After more than a decade of delays, Lackawanna's Ridge Road Bridge will finally get a much-needed overhaul next spring.
But with the price tag currently pegged at $23 million, more than double the original estimate, fiscally troubled Lackawanna is crying foul over the cost inflation, much of it tied to plans for a historically correct rehabilitation.
"We can't afford to front the $4.7 million it will take to start the project," Mayor Norman L. Polanski Jr. said. "We certainly don't have the cash, and with our financial situation, it's doubtful we could borrow it."
The mayor, who met with state Department of Transportation officials earlier this month regarding the bridge project, called the repairs "extremely important" but "completely unaffordable."
"That bridge is part of a major artery through Lackawanna, and it's in terrible shape, but we don't have the money."
The 1930s bridge, which spans the city's main railway corridor, was originally targeted for an overhaul in the late 1980s. In 1993, the city and the DOT agreed on a $10 million project that would get under way in 1997.
But the project stalled as transportation planners reworked project lists. The cost ballooned with the passing of time and the state Office of Historic Preservation's requiring the face-lift to be historically correct. "I realize there aren't many of these types of bridges around anymore, but $3.5 million of the cost is now tied to replicating the original design. We need a functional bridge more than we need a landmark," Polanski said.
Cathy Jimenez, a spokeswoman for the Office of Historic Preservation, said that while the bridge is not currently on the National Register of Historic Structures, it has features that make it eligible. She noted the span's "steel through-girder" and "Warren truss" superstructure that are representative of bridge construction in the 1930s.
In its consultations with the DOT, the preservation office suggested using new girders fabricated to replicate the original design, as well as other construction approaches to retain the bridge's original look. The DOT is implementing those elements in blueprints.
The DOT also continues to talk with Lackawanna officials about the city's role in paying for the bridgework. Because the city owns the bridge, it is classified as a local project, requiring the municipality to provide 20 percent of the costs upfront, DOT spokeswoman Susan Surdej said.

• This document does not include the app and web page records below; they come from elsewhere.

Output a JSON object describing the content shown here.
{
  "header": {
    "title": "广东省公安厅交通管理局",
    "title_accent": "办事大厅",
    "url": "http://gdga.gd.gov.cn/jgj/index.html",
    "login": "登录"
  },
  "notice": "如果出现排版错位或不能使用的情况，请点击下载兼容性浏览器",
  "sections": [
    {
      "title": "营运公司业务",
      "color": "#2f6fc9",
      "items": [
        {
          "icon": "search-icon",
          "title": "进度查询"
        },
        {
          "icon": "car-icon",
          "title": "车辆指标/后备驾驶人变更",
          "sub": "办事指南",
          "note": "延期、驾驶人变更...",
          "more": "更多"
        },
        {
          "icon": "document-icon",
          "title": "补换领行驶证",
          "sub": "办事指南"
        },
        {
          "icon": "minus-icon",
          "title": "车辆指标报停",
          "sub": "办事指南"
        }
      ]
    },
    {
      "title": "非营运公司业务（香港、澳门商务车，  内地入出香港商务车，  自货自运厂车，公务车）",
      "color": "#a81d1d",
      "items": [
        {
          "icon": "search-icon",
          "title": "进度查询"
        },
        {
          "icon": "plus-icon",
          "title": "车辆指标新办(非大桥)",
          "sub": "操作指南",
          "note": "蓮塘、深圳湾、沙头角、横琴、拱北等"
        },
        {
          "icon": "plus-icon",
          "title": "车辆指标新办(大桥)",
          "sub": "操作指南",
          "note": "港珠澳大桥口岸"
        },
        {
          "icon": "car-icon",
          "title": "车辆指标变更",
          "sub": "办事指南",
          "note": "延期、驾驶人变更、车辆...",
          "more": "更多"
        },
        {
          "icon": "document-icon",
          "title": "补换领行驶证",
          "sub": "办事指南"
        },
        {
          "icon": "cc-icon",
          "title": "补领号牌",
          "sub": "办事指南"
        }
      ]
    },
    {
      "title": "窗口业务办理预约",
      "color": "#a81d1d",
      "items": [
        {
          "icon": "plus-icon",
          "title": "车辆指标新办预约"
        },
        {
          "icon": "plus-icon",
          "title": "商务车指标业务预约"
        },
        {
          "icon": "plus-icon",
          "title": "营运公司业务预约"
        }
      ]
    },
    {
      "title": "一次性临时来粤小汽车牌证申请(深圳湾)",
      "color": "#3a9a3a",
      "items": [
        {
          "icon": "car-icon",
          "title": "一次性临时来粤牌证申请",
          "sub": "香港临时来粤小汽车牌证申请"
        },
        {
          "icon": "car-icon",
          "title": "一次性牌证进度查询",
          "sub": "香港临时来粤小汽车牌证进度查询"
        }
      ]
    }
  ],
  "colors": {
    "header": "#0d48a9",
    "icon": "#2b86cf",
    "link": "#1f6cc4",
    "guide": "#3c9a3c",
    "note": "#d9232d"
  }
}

"Ultimately, the federal government will pay for 80 percent, the state pays 15 percent, and the locality's share is 5 percent," she said, "but the municipality has to front the 20 percent to start things off."